Instructions to follow:
Please output the lines shown below exactly as they appear.

Data about app and page elements
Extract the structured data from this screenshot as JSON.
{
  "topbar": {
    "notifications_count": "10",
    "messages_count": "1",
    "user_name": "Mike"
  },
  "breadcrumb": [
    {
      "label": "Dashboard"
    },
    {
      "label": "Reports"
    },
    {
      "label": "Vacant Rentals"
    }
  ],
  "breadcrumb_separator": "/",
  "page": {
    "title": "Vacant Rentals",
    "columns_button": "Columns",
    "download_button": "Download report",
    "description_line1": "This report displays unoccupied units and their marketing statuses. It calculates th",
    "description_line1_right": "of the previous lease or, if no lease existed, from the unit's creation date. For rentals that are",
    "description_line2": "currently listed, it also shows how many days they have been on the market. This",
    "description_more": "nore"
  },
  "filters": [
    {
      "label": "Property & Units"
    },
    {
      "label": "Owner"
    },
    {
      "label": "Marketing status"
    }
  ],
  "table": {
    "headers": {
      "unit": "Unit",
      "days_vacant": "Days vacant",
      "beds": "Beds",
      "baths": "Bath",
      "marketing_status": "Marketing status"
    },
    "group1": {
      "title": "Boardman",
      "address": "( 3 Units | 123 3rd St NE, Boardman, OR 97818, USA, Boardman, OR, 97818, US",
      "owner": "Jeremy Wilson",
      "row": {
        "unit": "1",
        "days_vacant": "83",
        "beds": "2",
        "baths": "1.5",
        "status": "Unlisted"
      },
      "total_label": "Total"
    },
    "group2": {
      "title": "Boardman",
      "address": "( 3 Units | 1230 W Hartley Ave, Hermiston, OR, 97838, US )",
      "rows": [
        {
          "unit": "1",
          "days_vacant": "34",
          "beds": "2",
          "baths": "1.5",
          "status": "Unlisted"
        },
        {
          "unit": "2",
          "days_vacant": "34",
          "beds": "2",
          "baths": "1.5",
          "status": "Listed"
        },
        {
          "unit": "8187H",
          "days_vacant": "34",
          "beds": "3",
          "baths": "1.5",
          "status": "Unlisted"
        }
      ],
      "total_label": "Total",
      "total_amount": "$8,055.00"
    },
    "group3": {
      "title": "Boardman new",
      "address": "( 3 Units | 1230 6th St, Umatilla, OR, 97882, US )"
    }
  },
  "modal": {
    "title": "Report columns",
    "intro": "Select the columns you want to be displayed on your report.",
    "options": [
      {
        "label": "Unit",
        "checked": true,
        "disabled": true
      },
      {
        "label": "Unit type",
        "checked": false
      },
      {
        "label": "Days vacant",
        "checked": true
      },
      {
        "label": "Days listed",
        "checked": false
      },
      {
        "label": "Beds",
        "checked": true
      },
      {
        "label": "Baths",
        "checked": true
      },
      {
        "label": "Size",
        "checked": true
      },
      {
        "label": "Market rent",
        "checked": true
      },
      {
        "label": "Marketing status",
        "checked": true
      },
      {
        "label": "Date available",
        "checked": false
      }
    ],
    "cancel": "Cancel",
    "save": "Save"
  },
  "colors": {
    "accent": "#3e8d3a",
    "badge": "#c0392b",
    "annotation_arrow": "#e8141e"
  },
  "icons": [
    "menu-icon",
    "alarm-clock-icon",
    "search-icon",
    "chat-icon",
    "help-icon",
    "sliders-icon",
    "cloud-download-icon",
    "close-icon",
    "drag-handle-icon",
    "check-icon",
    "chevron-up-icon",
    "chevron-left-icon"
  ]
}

Result for this exercise:
Extract the structured data from this screenshot as JSON.
{
  "topbar": {
    "notifications_count": "10",
    "messages_count": "1",
    "user_name": "Mike"
  },
  "breadcrumb": [
    {
      "label": "Dashboard"
    },
    {
      "label": "Reports"
    },
    {
      "label": "Vacant Rentals"
    }
  ],
  "breadcrumb_separator": "/",
  "page": {
    "title": "Vacant Rentals",
    "columns_button": "Columns",
    "download_button": "Download report",
    "description_line1": "This report displays unoccupied units and their marketing statuses. It calculates th",
    "description_line1_right": "of the previous lease or, if no lease existed, from the unit's creation date. For rentals that are",
    "description_line2": "currently listed, it also shows how many days they have been on the market. This",
    "description_more": "nore"
  },
  "filters": [
    {
      "label": "Property & Units"
    },
    {
      "label": "Owner"
    },
    {
      "label": "Marketing status"
    }
  ],
  "table": {
    "headers": {
      "unit": "Unit",
      "days_vacant": "Days vacant",
      "beds": "Beds",
      "baths": "Bath",
      "marketing_status": "Marketing status"
    },
    "group1": {
      "title": "Boardman",
      "address": "( 3 Units | 123 3rd St NE, Boardman, OR 97818, USA, Boardman, OR, 97818, US",
      "owner": "Jeremy Wilson",
      "row": {
        "unit": "1",
        "days_vacant": "83",
        "beds": "2",
        "baths": "1.5",
        "status": "Unlisted"
      },
      "total_label": "Total"
    },
    "group2": {
      "title": "Boardman",
      "address": "( 3 Units | 1230 W Hartley Ave, Hermiston, OR, 97838, US )",
      "rows": [
        {
          "unit": "1",
          "days_vacant": "34",
          "beds": "2",
          "baths": "1.5",
          "status": "Unlisted"
        },
        {
          "unit": "2",
          "days_vacant": "34",
          "beds": "2",
          "baths": "1.5",
          "status": "Listed"
        },
        {
          "unit": "8187H",
          "days_vacant": "34",
          "beds": "3",
          "baths": "1.5",
          "status": "Unlisted"
        }
      ],
      "total_label": "Total",
      "total_amount": "$8,055.00"
    },
    "group3": {
      "title": "Boardman new",
      "address": "( 3 Units | 1230 6th St, Umatilla, OR, 97882, US )"
    }
  },
  "modal": {
    "title": "Report columns",
    "intro": "Select the columns you want to be displayed on your report.",
    "options": [
      {
        "label": "Unit",
        "checked": true,
        "disabled": true
      },
      {
        "label": "Unit type",
        "checked": false
      },
      {
        "label": "Days vacant",
        "checked": true
      },
      {
        "label": "Days listed",
        "checked": false
      },
      {
        "label": "Beds",
        "checked": true
      },
      {
        "label": "Baths",
        "checked": true
      },
      {
        "label": "Size",
        "checked": true
      },
      {
        "label": "Market rent",
        "checked": true
      },
      {
        "label": "Marketing status",
        "checked": true
      },
      {
        "label": "Date available",
        "checked": false
      }
    ],
    "cancel": "Cancel",
    "save": "Save"
  },
  "colors": {
    "accent": "#3e8d3a",
    "badge": "#c0392b",
    "annotation_arrow": "#e8141e"
  },
  "icons": [
    "menu-icon",
    "alarm-clock-icon",
    "search-icon",
    "chat-icon",
    "help-icon",
    "sliders-icon",
    "cloud-download-icon",
    "close-icon",
    "drag-handle-icon",
    "check-icon",
    "chevron-up-icon",
    "chevron-left-icon"
  ]
}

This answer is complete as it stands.